» **Prompt**
If a line in the material below has the word "Gebruikers", copy it.

» **Input records**
--------------------------------

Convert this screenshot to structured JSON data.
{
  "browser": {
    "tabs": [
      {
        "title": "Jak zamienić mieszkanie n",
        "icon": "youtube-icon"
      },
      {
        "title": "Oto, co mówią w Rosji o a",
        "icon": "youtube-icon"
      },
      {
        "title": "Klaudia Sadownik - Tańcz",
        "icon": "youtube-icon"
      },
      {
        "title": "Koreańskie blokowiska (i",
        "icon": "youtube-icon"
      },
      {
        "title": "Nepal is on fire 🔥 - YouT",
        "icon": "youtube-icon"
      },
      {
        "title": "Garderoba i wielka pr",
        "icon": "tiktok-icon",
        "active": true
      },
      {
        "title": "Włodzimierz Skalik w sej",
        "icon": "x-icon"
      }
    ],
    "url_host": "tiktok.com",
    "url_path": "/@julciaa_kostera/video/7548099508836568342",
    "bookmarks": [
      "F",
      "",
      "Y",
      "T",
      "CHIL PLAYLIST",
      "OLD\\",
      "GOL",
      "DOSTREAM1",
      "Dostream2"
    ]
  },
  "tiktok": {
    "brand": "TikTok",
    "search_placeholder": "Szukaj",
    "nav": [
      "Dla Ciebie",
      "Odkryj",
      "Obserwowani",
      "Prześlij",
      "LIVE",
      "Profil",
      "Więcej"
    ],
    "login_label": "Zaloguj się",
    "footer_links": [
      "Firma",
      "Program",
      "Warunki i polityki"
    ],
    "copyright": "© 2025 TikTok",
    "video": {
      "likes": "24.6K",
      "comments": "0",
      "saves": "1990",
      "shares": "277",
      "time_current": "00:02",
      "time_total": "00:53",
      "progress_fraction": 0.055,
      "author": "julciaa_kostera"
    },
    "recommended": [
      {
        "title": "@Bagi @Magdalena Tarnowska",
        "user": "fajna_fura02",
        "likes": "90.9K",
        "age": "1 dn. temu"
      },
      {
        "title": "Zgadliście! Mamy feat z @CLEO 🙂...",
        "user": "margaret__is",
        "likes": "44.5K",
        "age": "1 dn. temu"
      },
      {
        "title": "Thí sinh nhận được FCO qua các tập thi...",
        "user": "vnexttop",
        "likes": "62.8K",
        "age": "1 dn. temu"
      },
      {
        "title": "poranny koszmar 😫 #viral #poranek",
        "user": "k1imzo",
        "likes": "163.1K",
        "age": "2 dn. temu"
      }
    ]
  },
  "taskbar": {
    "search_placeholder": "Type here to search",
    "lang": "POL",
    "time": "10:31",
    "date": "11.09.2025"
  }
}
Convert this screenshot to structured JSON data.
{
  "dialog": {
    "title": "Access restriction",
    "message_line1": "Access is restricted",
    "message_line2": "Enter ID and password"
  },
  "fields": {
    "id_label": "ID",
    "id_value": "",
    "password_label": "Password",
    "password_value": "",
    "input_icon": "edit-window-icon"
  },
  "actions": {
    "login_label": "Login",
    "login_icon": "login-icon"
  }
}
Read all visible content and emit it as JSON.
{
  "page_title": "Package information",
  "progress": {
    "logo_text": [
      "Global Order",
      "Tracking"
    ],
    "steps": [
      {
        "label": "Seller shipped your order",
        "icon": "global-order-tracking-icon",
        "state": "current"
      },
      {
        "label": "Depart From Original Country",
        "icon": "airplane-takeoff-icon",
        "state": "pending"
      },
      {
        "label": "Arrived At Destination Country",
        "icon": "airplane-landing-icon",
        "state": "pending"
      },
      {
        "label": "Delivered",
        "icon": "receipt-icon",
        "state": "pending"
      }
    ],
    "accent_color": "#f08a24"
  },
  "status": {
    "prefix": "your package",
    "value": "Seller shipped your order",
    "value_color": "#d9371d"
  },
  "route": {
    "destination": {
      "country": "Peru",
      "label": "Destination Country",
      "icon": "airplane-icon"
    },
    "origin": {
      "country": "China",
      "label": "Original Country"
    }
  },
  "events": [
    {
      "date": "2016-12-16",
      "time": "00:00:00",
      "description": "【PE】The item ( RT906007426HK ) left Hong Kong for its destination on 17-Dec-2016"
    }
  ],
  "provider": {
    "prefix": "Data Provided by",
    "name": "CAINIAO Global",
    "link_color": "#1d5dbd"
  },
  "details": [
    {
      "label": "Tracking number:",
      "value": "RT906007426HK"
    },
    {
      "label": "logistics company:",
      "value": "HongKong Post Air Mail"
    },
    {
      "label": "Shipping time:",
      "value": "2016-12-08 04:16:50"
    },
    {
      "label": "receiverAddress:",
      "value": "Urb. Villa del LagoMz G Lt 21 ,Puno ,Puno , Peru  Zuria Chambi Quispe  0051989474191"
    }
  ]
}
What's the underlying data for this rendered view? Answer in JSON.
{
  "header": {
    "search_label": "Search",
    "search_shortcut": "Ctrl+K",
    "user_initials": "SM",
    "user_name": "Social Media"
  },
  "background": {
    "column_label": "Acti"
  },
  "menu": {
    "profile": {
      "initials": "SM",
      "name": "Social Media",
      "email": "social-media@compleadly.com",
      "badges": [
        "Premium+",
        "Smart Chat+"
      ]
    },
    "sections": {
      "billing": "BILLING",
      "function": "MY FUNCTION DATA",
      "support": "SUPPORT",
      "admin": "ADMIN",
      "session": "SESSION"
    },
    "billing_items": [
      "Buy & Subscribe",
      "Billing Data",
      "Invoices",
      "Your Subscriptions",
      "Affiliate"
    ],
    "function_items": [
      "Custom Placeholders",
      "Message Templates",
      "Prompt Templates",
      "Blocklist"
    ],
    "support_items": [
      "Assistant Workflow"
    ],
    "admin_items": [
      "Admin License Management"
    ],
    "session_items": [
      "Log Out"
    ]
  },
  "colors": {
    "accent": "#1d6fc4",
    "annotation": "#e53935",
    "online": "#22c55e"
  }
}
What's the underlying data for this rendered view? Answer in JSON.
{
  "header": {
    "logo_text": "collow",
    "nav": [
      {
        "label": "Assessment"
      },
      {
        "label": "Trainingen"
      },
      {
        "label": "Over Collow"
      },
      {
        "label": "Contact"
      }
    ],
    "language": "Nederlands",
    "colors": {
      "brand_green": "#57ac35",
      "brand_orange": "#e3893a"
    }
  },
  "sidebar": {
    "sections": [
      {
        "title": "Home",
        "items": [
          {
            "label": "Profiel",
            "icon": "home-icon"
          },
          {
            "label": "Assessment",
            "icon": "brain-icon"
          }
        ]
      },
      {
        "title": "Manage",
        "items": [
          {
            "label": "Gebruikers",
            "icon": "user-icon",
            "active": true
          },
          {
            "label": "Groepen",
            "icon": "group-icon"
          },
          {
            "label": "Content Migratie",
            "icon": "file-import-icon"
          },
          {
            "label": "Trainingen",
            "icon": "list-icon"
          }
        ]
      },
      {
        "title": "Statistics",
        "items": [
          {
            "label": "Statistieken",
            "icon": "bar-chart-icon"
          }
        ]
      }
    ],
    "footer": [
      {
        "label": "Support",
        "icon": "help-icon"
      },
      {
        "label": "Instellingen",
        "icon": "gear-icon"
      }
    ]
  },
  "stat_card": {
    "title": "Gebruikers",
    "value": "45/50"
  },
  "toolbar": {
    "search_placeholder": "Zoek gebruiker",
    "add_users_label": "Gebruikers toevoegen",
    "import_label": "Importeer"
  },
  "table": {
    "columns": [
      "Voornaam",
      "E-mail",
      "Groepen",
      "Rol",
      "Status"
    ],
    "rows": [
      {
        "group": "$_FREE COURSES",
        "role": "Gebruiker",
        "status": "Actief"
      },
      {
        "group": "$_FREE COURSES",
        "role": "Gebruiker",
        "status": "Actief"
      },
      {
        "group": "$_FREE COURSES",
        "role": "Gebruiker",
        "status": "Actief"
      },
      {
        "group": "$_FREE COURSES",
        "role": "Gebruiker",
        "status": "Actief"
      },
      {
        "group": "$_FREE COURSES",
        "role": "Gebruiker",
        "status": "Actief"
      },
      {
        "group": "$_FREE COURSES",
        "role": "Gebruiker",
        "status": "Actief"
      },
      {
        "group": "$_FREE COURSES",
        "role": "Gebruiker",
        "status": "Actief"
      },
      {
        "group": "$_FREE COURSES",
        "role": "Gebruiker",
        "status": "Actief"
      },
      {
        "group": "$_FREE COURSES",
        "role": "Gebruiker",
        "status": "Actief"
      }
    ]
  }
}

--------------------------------

» **Exercise output**
            "label": "Gebruikers",
    "title": "Gebruikers",
    "add_users_label": "Gebruikers toevoegen",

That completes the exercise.